African American Quilters


Mozell Benson: African American Quilter

Curated by Dr. Maude Southwell Wahlman
Dorothy and Dale Thompson/ Missouri Endowed
Professor of Global Arts
The University of Missouri-Kansas City


The visual equivalent of jazz - cool, rhythmic, and unexpected - describes this traveling exhibition of 20 African American quilts created by women from the Southern United States.

This dazzling display presents an indigenous American art, an alternative aesthetic tradition quite different from widely known European-American quilts. Many African American quilts are characterized by strips, bold colors, large designs, asymmetry, multiple patterns, and improvisation.
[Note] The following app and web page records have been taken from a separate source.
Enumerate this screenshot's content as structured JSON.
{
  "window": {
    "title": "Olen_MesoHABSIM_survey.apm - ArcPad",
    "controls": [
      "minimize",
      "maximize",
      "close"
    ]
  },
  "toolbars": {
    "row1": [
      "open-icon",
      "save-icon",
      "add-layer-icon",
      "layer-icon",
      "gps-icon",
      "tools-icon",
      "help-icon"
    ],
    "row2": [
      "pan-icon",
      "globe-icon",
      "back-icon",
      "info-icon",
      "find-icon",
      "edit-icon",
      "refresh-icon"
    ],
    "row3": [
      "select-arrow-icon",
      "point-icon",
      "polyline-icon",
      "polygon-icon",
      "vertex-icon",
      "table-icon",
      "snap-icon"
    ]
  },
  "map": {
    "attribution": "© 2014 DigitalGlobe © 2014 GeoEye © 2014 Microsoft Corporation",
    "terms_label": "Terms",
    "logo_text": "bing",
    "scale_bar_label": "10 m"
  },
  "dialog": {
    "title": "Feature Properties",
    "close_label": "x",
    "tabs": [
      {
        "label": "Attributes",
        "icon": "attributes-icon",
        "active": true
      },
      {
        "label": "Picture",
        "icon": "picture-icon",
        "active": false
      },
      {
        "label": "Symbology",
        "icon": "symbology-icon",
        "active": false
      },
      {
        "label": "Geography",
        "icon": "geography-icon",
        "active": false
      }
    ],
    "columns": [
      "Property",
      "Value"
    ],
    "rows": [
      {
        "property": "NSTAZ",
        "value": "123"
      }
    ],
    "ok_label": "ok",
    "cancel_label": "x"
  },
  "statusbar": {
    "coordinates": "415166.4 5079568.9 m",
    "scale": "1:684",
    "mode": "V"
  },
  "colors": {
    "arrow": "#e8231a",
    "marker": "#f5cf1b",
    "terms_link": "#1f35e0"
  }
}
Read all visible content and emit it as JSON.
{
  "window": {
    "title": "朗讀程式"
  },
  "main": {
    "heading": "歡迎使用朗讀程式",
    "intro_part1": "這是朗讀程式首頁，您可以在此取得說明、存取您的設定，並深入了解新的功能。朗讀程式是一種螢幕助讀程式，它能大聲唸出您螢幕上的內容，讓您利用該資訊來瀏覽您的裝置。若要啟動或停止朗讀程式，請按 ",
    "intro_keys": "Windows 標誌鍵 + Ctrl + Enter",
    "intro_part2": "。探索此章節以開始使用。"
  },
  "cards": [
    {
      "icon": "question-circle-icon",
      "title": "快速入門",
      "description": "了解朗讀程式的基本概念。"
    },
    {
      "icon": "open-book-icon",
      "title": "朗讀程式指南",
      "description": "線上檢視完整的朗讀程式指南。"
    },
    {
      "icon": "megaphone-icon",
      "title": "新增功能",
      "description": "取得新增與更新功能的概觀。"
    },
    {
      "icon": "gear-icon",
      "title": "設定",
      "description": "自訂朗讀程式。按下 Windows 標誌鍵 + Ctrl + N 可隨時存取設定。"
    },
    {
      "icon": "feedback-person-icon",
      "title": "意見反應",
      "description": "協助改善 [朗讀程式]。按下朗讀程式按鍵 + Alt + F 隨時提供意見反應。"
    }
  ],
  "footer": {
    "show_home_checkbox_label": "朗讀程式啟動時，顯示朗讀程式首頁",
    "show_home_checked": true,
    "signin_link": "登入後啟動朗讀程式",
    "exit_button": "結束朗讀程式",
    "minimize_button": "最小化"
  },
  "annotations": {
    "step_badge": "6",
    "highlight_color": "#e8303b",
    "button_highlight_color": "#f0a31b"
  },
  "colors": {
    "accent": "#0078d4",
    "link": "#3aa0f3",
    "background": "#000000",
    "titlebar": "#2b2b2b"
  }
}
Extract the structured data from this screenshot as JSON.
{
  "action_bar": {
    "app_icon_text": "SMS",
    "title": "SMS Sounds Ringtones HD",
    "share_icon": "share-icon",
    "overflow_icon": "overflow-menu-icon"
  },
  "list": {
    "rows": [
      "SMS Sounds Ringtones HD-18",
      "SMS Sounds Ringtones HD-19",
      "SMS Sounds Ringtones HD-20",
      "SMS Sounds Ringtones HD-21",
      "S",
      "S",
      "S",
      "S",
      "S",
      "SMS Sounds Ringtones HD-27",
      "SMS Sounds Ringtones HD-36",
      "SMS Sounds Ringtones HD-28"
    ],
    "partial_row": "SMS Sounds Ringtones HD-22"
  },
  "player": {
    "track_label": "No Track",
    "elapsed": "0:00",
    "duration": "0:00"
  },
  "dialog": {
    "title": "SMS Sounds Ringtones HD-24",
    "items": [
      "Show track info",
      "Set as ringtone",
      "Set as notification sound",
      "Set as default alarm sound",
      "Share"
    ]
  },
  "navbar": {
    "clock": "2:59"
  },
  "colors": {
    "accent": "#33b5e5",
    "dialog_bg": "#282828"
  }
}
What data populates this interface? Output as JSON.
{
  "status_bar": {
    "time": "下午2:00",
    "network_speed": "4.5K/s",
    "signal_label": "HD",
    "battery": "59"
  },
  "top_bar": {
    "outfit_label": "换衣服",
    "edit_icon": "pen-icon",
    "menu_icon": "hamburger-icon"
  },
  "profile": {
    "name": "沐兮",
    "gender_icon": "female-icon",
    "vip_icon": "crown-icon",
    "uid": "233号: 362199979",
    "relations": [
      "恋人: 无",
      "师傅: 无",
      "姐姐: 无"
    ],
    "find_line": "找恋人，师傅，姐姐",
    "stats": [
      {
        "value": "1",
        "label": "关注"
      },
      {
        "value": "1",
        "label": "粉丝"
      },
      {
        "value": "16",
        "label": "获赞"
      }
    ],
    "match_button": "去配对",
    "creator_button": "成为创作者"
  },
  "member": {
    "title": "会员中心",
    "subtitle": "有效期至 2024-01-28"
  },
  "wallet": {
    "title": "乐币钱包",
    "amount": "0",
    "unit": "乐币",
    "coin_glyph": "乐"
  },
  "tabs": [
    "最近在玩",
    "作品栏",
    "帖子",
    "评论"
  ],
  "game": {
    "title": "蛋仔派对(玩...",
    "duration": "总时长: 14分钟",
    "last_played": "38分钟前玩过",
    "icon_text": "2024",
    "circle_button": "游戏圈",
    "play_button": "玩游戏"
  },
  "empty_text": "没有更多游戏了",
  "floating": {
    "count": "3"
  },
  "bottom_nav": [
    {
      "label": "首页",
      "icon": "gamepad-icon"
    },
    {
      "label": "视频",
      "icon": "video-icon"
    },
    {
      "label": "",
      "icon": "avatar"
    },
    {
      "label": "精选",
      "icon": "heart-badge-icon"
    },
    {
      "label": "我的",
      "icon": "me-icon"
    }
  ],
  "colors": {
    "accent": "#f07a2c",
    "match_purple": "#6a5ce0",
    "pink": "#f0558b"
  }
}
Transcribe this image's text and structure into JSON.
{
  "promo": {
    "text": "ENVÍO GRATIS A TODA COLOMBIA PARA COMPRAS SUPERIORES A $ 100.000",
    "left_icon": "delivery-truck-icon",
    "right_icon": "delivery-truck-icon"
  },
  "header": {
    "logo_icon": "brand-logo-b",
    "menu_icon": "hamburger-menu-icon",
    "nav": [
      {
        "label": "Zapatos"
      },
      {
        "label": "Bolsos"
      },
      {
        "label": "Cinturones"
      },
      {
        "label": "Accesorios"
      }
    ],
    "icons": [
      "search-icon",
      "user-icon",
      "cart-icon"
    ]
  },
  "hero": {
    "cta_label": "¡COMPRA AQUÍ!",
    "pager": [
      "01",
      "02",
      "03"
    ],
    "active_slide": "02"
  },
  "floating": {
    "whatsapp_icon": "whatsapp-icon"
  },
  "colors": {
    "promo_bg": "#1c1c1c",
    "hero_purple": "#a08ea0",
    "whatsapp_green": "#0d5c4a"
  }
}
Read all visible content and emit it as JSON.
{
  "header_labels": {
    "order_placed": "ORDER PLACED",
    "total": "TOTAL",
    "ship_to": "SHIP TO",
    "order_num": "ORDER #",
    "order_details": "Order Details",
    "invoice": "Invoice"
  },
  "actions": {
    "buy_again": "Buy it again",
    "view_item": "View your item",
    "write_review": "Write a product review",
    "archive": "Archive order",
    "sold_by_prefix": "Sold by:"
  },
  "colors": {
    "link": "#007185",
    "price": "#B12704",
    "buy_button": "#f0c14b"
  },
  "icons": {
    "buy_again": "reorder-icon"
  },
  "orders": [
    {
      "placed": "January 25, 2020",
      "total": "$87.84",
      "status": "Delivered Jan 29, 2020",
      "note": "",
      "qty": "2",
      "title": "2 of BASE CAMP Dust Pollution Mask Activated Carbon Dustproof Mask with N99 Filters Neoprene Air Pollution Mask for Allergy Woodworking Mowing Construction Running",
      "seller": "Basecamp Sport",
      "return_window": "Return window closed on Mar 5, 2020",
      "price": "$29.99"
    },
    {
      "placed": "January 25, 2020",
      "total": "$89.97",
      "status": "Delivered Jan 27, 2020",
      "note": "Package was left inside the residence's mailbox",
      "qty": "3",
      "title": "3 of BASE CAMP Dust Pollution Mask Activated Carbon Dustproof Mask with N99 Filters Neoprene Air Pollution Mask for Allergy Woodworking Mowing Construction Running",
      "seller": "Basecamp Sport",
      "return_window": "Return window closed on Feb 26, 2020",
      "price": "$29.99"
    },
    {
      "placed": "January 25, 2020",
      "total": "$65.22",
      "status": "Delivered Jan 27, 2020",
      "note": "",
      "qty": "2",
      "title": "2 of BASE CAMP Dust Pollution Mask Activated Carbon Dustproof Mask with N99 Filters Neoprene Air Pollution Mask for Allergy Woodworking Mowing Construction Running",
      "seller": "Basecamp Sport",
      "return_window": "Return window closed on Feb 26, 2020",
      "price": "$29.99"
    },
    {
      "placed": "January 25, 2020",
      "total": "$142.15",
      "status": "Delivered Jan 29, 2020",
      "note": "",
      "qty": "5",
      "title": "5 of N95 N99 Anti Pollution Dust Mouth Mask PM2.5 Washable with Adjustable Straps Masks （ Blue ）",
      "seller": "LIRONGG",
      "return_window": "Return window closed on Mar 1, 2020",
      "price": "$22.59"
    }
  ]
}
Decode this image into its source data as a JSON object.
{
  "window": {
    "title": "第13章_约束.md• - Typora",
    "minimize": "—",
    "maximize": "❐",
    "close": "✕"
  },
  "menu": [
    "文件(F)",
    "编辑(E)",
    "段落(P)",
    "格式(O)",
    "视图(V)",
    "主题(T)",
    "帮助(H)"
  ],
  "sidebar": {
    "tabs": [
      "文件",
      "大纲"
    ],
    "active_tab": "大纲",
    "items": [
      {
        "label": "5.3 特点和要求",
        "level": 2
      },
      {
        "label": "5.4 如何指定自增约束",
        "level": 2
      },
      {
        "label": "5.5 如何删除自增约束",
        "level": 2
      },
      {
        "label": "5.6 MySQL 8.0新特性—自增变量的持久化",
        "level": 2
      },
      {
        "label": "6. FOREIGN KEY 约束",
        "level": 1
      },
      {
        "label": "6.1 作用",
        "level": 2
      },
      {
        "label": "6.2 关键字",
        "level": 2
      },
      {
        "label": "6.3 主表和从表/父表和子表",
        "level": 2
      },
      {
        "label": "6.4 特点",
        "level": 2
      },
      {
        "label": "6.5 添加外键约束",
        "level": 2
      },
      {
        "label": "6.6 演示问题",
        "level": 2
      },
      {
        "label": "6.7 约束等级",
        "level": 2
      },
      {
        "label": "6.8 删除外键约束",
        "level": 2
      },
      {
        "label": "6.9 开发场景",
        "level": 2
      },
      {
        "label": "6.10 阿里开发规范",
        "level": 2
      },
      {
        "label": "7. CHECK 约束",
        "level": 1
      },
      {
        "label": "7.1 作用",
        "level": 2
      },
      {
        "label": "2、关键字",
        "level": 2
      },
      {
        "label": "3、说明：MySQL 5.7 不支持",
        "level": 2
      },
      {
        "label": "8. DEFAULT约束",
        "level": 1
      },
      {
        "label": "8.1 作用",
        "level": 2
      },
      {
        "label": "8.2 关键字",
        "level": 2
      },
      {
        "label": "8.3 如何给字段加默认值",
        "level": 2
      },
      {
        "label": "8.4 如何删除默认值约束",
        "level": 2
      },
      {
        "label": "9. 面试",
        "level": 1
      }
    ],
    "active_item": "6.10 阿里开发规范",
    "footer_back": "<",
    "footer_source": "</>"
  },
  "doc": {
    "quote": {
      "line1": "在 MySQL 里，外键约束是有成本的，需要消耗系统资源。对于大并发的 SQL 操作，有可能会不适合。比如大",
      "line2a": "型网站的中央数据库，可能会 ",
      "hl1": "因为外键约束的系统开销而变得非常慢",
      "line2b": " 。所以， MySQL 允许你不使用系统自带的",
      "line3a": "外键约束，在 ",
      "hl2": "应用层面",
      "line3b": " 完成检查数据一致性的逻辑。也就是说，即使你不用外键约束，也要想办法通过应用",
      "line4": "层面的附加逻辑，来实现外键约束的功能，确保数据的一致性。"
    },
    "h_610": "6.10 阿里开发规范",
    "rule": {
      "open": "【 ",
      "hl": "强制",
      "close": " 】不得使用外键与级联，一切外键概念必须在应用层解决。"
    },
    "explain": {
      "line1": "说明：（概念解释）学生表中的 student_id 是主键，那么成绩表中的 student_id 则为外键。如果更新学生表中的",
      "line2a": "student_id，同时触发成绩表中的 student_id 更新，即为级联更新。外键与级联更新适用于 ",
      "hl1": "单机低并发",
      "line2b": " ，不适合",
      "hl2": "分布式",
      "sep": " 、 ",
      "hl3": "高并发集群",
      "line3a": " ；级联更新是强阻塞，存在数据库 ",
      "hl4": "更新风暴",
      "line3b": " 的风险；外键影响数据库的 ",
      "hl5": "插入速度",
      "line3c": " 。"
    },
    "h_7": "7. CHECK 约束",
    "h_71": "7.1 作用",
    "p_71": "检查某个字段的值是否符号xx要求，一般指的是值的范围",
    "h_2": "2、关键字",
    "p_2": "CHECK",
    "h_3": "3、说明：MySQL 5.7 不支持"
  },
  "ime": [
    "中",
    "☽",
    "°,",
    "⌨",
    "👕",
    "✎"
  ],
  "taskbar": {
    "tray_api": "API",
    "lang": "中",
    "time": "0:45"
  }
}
African American quilts are unique in American arts because they show a combination or creolization of African textile ideas and American technical and functional ideas. This exhibition identifies:

1) Those ideas which have been consciously and unconsciously handed down by generations of women who trace their ancestry to Africa;

2) Technical and aesthetic ideas also known in Euro-American quilting traditions; and

3) Unique African American innovations.

The nation's strongest tradition of African American quilting survives today in the Southern United States, practiced by women who have pursued their art in face of difficult economic, social, and political odds. The exhibition honors living artists and promotes an active art. African American quilting should be recognized and celebrated now so that it can be preserved and continued in the future.

African American Quilters and Mozell Benson, African American Quilter, are available in 2006, 2007, and 2008. For more information,